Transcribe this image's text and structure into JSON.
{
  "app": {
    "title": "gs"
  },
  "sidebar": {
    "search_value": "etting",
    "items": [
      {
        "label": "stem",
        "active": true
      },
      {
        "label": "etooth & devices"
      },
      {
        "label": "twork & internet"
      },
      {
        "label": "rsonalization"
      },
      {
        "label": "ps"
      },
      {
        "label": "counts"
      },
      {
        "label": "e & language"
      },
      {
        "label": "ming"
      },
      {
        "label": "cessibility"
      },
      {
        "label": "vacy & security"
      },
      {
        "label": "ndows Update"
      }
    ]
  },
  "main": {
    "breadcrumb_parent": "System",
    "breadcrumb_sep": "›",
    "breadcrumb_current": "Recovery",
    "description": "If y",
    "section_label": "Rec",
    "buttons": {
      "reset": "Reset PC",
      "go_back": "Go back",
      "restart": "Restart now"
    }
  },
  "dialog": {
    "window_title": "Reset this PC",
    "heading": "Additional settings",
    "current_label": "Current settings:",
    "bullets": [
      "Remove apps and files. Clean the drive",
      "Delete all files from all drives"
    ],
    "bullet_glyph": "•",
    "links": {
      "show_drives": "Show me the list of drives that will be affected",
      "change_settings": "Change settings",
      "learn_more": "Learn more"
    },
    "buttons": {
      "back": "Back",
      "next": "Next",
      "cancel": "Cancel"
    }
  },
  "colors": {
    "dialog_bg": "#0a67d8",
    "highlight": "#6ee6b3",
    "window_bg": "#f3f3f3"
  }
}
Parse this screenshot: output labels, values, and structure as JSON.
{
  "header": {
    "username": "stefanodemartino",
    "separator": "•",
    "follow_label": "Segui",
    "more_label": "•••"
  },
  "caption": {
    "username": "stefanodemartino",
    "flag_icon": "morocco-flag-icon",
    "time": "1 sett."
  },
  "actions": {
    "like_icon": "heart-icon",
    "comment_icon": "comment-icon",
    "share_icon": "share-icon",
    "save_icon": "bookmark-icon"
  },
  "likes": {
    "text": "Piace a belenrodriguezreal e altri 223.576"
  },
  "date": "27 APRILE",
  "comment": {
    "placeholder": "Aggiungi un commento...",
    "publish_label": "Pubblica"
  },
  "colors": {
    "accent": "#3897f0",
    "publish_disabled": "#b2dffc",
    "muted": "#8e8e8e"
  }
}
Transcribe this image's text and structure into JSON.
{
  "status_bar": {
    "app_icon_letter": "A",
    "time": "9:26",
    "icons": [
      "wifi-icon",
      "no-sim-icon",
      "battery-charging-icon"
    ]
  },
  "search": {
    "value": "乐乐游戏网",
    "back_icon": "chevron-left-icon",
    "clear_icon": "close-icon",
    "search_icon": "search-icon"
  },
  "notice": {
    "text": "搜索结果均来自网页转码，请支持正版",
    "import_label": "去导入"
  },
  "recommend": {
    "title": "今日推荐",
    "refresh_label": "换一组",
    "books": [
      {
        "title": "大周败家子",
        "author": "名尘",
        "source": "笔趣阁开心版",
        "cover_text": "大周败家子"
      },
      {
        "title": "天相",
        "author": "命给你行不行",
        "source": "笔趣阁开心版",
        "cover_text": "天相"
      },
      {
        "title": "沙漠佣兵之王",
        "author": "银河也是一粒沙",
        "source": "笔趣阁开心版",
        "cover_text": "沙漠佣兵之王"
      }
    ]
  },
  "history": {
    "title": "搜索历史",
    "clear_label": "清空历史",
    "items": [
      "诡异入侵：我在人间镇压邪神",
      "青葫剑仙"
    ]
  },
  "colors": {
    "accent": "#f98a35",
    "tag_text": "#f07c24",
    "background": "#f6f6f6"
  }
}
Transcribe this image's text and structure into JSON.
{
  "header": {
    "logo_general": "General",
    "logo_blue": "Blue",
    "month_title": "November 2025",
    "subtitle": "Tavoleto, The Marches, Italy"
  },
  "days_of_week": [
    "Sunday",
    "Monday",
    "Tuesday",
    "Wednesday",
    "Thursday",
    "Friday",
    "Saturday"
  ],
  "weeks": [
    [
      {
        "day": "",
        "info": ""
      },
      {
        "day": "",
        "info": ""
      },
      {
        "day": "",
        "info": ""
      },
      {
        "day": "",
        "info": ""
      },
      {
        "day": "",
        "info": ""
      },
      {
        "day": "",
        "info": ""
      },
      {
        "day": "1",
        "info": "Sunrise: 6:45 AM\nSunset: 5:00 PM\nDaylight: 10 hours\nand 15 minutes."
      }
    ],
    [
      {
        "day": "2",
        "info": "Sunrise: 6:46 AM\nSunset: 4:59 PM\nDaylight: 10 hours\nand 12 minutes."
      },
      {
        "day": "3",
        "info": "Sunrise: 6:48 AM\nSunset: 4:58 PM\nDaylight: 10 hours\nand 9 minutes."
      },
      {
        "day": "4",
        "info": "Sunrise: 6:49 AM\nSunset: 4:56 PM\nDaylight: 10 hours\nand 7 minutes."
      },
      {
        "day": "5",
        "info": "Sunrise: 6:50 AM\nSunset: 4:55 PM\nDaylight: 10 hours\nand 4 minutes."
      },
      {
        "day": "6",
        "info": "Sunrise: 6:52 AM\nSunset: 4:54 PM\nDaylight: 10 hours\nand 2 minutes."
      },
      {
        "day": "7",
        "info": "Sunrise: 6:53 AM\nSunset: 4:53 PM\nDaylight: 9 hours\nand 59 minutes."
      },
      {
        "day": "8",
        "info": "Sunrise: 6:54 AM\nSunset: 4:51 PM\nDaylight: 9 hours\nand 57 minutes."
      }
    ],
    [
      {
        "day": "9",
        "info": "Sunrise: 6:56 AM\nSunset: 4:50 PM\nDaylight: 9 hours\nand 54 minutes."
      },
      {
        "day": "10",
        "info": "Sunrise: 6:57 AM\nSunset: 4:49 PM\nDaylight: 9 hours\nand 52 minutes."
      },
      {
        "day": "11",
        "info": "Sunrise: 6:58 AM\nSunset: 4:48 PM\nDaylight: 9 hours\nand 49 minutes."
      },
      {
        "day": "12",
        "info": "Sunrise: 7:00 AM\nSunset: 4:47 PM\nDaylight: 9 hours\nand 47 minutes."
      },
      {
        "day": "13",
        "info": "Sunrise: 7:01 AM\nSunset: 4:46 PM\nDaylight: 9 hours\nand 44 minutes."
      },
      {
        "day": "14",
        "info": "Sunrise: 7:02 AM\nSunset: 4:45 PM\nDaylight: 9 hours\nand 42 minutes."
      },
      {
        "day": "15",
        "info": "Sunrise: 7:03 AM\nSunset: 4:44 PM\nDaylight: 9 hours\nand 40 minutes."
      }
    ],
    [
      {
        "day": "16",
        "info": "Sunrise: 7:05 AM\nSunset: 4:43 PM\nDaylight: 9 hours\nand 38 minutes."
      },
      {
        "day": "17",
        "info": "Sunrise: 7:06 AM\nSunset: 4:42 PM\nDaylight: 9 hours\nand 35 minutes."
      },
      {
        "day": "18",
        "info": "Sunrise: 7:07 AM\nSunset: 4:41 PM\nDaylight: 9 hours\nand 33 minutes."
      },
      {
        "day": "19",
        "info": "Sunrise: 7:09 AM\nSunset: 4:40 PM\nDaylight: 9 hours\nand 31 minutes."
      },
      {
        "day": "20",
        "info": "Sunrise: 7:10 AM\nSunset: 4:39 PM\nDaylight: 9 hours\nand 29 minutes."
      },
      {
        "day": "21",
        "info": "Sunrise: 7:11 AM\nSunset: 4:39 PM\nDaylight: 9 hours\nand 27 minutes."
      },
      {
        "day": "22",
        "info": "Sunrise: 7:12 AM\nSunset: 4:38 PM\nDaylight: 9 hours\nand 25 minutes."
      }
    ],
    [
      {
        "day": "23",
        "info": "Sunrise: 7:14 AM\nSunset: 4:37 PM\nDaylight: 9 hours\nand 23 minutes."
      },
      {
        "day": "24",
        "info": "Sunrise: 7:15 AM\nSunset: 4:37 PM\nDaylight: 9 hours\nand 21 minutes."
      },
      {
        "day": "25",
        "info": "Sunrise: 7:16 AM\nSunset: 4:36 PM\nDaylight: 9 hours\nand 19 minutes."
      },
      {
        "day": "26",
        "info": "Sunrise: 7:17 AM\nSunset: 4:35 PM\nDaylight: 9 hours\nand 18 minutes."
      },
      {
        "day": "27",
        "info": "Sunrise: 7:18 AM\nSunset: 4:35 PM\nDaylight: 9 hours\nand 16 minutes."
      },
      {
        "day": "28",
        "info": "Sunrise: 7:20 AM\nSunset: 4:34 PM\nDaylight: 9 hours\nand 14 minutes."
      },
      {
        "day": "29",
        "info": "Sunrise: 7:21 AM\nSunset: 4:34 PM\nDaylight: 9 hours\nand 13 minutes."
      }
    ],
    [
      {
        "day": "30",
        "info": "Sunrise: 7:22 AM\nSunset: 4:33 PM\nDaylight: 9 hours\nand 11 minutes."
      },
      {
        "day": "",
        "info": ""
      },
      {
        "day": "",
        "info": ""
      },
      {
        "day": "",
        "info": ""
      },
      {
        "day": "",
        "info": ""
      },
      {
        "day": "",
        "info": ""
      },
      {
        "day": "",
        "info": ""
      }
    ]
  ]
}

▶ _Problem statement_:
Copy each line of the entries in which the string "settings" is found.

▶ _Exercise response_:
    "heading": "Additional settings",
    "current_label": "Current settings:",
      "change_settings": "Change settings",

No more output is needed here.